I also did my own cheeks. There is a bunch of scattered hair above the beard line that I generally have a partner pluck out, so I zapped most of it. This was a bit odd in that I was not able to use the standard progressive blend method as working in a mirror made it to difficult to have a second hand pulling hair while the first was holding the probe. I was forced to zap for a bit, test the hair, then zap some, then test the hair. After a bit of experience I could tell which hairs were going to take how long with decent accuracy. I was surprised with how high the settings were though! I was at 70 volts (max face technic HF) for a full 20 seconds, or even longer on occasion. I suspect this is for a few reasons. 1) These are long hairs with far more needle depth than when I did bikini line. Observing the hairs after plucking tells me I am getting the insertion depth just right. 2) “Manly” unpampered, fairly dry skin. I don’t think the skin is conducting diddly squat, meaning I have to use a lot more juice. This is supported by the little to no foaming coming out of the pore, suggesting very little lye formation. I turned up the DC to 5 tenths, a bit higher than recommended for this amount of time and I will see some tiny bits of foam, though not on every hair.

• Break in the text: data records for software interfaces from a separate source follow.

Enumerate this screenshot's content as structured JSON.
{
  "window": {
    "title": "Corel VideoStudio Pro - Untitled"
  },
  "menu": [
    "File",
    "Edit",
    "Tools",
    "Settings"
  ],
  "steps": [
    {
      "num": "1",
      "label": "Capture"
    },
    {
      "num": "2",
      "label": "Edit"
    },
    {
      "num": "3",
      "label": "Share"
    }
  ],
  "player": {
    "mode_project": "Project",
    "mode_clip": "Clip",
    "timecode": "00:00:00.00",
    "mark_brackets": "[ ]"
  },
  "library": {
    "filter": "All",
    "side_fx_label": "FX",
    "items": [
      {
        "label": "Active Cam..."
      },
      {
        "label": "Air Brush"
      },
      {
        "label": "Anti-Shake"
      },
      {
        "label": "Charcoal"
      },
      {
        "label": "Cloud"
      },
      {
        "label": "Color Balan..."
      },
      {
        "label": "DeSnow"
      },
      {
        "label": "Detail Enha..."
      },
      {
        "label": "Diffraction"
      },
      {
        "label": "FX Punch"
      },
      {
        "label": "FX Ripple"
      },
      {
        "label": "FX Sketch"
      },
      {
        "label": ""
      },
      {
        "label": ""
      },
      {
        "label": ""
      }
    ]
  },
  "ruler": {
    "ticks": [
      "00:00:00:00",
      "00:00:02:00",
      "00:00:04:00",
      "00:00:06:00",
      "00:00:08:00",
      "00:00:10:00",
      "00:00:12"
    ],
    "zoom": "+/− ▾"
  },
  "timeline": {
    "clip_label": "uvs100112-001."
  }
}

So, are these settings reasonable? Should I concentrate on moisturizing the skin more? I seem to be getting decent results in that I will eventually get a clean release of the hair and I do not think I am overtreating. I will have red spots that maximize after two days and have completely vanished by 4 days. That seems in line with what I should expect.